[[ Exercise inputs open ]]

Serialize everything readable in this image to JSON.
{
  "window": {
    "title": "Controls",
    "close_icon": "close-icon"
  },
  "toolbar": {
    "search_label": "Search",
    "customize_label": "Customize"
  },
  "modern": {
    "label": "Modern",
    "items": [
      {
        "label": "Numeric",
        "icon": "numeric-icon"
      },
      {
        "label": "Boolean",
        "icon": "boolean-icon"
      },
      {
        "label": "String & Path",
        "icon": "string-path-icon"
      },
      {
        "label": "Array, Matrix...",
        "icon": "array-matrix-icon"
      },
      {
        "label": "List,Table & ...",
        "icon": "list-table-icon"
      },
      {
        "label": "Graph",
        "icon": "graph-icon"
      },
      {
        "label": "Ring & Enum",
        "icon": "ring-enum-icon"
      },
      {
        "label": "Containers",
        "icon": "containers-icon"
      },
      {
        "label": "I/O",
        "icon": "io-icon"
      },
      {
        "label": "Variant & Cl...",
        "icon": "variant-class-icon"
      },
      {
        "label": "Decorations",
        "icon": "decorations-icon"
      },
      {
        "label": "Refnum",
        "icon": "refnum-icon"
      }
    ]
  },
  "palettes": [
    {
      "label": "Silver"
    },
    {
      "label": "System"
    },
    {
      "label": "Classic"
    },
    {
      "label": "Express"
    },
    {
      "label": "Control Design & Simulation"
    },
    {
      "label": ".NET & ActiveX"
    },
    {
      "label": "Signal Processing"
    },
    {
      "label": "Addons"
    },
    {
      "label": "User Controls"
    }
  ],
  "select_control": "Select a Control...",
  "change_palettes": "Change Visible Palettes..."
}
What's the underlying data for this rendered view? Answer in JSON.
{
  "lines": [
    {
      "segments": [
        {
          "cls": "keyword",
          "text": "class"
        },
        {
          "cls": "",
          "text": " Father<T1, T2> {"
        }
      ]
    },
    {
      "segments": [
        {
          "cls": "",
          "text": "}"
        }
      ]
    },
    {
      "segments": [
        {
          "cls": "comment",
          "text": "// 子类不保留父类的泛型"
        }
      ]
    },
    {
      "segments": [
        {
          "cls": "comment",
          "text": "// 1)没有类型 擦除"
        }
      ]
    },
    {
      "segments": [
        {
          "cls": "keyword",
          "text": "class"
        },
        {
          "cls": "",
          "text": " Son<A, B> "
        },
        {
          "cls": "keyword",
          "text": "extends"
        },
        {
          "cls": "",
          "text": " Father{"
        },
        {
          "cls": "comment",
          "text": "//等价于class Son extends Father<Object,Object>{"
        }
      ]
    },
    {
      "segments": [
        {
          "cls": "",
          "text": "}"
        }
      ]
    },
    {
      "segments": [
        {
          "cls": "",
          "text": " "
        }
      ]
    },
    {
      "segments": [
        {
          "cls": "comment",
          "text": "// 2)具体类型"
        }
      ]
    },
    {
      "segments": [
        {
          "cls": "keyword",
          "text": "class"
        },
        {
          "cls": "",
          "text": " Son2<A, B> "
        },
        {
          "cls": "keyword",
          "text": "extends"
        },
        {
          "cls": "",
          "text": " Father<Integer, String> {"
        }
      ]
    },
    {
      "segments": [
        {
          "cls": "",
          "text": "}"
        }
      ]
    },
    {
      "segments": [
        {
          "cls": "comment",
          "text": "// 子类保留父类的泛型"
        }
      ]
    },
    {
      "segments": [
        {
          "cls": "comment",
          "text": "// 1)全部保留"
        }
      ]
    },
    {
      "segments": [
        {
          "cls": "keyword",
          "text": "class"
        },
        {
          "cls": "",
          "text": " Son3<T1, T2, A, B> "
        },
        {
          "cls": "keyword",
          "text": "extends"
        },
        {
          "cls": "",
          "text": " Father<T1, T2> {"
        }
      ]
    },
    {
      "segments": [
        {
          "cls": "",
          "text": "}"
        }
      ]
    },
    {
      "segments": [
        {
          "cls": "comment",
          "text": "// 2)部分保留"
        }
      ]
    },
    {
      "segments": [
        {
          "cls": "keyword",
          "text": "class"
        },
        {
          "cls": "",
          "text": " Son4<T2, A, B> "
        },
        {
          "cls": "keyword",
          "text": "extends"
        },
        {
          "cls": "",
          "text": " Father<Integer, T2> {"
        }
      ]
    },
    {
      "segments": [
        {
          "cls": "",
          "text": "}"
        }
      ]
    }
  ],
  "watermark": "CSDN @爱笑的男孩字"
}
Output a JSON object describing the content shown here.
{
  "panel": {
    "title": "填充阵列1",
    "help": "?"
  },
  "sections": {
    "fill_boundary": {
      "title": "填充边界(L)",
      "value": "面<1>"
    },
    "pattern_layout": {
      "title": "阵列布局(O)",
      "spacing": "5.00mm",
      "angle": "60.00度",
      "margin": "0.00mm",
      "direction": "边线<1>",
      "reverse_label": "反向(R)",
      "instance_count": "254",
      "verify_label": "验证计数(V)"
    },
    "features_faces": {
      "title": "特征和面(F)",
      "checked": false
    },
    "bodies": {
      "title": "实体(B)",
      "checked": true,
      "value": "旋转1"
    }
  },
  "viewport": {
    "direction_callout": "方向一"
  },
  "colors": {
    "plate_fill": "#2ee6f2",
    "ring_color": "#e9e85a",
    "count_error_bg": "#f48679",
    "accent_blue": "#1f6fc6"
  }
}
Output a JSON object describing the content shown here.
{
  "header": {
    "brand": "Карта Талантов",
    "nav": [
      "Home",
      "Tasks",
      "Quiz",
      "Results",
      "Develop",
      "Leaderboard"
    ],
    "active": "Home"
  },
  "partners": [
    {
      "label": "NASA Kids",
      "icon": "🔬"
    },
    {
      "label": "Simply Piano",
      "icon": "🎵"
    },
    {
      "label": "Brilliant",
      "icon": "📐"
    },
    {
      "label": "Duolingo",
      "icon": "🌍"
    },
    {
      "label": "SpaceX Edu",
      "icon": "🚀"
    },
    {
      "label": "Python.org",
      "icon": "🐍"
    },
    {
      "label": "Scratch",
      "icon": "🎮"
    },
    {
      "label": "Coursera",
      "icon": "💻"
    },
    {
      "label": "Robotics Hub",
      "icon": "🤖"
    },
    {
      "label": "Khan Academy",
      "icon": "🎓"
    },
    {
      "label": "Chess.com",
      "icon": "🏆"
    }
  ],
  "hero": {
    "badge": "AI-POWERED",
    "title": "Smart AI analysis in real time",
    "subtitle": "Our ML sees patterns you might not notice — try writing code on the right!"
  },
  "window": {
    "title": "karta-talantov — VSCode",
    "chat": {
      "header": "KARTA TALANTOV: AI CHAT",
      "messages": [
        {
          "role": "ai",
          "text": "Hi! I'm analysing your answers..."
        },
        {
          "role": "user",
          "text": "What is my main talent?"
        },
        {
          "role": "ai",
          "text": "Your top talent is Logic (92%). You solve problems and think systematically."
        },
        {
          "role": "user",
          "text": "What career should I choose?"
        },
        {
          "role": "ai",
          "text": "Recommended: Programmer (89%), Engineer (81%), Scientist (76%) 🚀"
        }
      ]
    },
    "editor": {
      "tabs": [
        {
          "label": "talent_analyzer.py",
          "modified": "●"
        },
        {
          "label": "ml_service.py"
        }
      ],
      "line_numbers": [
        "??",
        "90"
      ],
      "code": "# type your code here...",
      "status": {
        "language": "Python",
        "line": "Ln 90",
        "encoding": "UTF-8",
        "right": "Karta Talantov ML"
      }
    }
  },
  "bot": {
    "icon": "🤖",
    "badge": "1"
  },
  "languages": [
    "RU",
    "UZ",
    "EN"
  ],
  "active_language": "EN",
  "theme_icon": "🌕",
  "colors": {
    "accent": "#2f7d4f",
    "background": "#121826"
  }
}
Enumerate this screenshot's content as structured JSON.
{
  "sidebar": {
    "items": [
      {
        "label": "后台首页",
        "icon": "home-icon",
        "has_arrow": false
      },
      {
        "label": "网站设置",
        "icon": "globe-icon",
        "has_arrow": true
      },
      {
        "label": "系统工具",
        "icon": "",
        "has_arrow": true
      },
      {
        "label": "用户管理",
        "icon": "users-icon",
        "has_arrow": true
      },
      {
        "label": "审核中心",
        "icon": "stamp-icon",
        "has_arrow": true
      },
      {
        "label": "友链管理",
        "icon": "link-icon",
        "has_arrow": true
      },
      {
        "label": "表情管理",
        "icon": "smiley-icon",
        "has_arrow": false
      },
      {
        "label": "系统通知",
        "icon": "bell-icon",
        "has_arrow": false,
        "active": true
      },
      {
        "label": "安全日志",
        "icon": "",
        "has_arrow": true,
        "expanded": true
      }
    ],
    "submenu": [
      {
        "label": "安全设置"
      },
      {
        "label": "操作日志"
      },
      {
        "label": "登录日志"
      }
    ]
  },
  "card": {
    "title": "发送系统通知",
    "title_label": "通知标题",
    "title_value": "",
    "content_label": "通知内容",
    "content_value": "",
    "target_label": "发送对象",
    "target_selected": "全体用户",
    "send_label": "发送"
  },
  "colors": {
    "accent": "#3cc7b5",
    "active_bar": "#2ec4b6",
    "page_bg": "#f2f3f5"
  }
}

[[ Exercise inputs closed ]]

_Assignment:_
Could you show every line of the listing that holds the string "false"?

_Worked solution:_
      "checked": false
        "has_arrow": false
        "has_arrow": false
        "has_arrow": false,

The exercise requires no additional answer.